If only it was love at first sight :/

So maybe the creepy email lady didn’t nail the second line exactly. No one has taken advantage of me being a good person yet but when you are quieter and less pushy, living in these loud overbearing conditions can become corrosive.

It’s still good to be a good person even though it’s hard to believe with the way people can treat you sometimes.

I have been so blessed. This line just made me realise that on a different level. As I’ve mentioned before. Life abroad can feel isolating for a million reasons. Most of them relate to the level of community you can build. In Japan, despite doing my best by trying to be part of my immediate community by joining table tennis at my school, hanging out with a few of my teacher friends outside of school, playing Taiko and being involved with the ALT community, there was always a level of depth missing. It’s possible that the lack of depth was my own fault. I tend to invest less of myself when I know I won’t be around for long. I managed to make some great friends that I still keep in touch with now though, but those friendships somehow transcended being Japan-specific and thus are not included in my thinking of being part of my Japan community. Perhaps the lesson here is that your relationships should aim to be above the limits of space and time.

In Germany, the language barrier still exists, but not in the same way. My coworkers and random people I’ve met here all form part of the English ex-pat community so I have been spoilt. But the barrier is still there. Always having to think about whether or not a place has staff that can deal with an English customer. Thinking about whether you can join an extra mural activity without worrying about language. Thinking about whether you can go back to taiko without a strong grasp of German or Japanese. So yes, a large part of building community is still being safely guarded by that language barrier, but luckily it hasn’t mattered. I’ve made good connections with people who truly treat me well here. So much so that the thought of moving away so soon did not appeal to me at all. So when the prospect of staying longer presented itself, I had to jump at it. I guess that’s the next part of my life update. I’m staying in Germany and in pursuit of my dream to stay connected to the English world, I’ll officially join those unicorns of the workforce and become a fully remote worker. So yes, it is good to be a good person so you can attract the right people into your life regardless of the obstacles. Spot on Internet lady!

Have a wonderful day

Perhaps the best part of this email was the closing. Short, sweet and to the point without being too demanding of petty things like my banking details or my identity documents. Have a wonderful day. It can sometimes be hard to do this naturally, but when a stranger from the internet asks you so nicely, who are you to say no?


I'm a writer with some stuff on my mind.

2 thoughts on “Have a wonderful day

Leave a Reply

Fill in your details below or click an icon to log in: Logo

You are commenting using your account.
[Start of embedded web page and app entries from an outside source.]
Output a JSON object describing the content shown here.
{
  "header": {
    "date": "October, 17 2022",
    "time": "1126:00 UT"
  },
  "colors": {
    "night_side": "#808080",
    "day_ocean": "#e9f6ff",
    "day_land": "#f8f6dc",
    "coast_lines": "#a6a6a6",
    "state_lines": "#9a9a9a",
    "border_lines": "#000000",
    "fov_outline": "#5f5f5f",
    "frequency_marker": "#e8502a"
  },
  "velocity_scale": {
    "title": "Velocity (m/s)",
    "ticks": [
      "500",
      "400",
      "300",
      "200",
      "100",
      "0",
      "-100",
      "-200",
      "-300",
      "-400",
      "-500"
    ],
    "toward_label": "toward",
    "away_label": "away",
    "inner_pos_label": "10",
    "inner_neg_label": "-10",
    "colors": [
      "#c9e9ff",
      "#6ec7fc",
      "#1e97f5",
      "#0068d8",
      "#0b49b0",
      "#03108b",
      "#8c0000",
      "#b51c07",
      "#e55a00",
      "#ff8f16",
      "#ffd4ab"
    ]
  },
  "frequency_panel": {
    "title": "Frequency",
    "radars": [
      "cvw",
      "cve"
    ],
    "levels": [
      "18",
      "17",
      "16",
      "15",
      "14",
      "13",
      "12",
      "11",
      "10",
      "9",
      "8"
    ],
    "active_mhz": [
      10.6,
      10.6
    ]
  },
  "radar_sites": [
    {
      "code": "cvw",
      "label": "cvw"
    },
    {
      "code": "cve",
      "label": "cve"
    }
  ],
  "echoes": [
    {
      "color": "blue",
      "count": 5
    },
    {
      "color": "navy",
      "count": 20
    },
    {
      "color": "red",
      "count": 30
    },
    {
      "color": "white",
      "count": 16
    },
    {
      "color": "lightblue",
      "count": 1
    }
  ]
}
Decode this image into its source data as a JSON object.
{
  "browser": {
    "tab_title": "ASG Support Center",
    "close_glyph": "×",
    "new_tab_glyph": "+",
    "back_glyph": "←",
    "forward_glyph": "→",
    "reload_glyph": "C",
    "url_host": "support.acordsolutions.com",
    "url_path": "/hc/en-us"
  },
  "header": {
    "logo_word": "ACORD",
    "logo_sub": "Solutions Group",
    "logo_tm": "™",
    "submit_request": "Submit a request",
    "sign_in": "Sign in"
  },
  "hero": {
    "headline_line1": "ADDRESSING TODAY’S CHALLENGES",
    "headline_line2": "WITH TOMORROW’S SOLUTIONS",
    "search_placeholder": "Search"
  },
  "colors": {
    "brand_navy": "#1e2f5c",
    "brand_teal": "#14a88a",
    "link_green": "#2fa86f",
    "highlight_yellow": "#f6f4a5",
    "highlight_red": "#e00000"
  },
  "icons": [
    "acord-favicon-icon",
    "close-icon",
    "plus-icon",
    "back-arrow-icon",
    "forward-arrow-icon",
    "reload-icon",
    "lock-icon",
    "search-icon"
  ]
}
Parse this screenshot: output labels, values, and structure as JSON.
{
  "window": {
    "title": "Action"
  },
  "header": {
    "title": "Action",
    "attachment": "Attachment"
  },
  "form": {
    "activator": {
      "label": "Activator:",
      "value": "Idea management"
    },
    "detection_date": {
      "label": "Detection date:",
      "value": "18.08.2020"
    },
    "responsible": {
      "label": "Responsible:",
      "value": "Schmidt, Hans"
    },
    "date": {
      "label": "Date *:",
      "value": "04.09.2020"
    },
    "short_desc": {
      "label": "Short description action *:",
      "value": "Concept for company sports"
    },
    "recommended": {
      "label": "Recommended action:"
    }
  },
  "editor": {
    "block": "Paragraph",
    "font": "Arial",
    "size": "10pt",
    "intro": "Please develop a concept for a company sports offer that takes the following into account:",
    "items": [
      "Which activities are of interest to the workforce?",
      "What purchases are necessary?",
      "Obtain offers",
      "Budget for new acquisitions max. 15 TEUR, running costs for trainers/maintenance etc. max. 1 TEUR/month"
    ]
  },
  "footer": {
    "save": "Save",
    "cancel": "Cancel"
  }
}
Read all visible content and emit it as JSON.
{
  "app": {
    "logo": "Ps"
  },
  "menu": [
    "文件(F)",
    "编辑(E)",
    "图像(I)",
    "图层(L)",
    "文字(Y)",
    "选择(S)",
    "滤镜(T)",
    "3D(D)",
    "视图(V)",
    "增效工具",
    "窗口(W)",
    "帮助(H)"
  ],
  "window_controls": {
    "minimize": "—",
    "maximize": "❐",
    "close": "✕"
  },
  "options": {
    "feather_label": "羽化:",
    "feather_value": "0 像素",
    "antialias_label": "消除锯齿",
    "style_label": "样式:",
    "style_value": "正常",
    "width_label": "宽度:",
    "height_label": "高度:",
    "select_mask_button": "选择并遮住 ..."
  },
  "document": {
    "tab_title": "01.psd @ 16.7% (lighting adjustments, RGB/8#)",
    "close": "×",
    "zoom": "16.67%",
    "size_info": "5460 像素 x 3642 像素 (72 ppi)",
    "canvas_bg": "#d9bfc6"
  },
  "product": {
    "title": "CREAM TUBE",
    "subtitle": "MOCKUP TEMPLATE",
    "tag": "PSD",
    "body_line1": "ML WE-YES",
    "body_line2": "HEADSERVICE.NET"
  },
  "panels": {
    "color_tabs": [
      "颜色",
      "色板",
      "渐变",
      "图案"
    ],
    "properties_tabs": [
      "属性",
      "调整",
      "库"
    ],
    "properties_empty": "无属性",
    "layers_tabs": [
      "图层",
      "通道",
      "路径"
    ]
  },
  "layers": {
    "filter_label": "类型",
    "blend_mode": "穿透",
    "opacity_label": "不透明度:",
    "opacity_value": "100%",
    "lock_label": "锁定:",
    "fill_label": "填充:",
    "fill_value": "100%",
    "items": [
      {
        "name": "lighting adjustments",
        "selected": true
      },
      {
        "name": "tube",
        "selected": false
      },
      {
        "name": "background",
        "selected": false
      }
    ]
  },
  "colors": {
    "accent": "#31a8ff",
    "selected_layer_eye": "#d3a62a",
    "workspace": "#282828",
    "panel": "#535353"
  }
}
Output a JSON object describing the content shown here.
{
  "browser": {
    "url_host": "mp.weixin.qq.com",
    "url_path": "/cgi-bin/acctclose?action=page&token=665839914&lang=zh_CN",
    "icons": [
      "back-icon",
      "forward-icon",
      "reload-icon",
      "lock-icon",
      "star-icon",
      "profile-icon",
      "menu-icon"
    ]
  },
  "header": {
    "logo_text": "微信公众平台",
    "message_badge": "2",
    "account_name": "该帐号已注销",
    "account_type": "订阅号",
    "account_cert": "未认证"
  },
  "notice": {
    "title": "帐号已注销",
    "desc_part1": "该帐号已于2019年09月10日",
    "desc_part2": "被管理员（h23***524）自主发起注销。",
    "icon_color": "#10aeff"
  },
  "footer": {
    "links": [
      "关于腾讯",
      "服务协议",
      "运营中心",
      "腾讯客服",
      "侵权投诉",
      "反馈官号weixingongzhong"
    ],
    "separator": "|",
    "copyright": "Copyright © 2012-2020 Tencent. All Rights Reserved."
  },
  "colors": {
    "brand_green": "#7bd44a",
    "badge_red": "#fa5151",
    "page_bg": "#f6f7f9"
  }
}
Log Out /  Change )

Twitter picture

You are commenting using your Twitter account. Log Out /  Change )

Facebook photo

You are commenting using your Facebook account. Log Out /  Change )

Connecting to %s